Branded as witches, over a dozen women in the tribal hinterlands of India were killed by frenzied mobs in a two-month period, reports India Today. “Scores of other women have been beaten up, tortured, paraded naked, humiliated in the most bestial fashion and driven out of their villages.” The outbreak began with religious processions that went from village to village. This practice led to a social reform movement and a reduction in crime. But then some of the women in the processions became “possessed” and began identifying certain villagers as witches responsible for local problems. Failure to pass a “test” of innocence, such as resurrecting a dead person if accused of killing someone, meant instant retribution. Belief in witchcraft is said to be the root cause and, according to one anthropologist, “stems from an urge in tribal societies to harness the supernatural, to have power against the evil eye, power to achieve their desired goals and power to enforce their will on others.”
Putting the Blame on Caffeine

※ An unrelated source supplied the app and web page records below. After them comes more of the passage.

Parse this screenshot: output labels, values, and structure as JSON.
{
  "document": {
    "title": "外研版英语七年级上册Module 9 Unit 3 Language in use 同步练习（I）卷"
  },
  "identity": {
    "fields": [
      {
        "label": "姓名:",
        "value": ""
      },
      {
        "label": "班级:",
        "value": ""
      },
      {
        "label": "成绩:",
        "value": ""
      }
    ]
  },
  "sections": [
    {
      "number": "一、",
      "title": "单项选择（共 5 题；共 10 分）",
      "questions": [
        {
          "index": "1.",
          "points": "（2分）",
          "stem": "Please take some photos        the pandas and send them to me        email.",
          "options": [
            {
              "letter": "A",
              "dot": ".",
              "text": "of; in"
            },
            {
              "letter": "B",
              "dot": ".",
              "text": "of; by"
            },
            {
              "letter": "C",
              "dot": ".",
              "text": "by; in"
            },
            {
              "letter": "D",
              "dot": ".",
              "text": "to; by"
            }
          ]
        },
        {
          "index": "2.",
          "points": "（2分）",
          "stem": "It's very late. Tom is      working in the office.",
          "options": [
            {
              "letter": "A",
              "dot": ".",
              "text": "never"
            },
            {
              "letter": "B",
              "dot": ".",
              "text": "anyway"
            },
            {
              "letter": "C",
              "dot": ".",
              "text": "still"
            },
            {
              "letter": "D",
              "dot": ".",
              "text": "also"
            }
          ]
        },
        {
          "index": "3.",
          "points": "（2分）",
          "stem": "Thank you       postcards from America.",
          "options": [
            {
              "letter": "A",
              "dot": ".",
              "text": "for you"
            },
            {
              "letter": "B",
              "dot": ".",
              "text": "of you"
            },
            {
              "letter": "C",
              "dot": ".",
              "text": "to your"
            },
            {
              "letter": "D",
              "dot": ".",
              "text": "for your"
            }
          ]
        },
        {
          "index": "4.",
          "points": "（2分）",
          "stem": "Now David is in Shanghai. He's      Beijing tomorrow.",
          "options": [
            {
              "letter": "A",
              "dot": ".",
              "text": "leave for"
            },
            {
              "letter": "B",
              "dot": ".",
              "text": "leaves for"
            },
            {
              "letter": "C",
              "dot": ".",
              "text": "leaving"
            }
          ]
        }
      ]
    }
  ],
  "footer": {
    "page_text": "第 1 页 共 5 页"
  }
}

Heavy coffee drinkers who abruptly quit their habit frequently complain of headaches, depression, fatigue, anxiety, and even muscle pain, nausea, and vomiting. Now, researchers at Johns Hopkins University have found that these symptoms also occur in individuals who consume just a cup or two of coffee or tea daily, or a couple of cans of soft drinks that contain caffeine, and who go without it for two days. Withdrawal effects may be so severe that they may feel they must see a doctor. Victims can be those away from the office coffee machine on weekends, people who switch to decaffeinated sodas, or patients who must fast before an operation. Doctors are advised to take a caffeine history of patients who complain of headaches and other symptoms that fit the caffeine-withdrawal profile. Those who wish to cut down on their caffeine intake are advised to do so gradually. The study also raised the question of whether caffeine, and therefore coffee, should be classified as a physically addictive drug.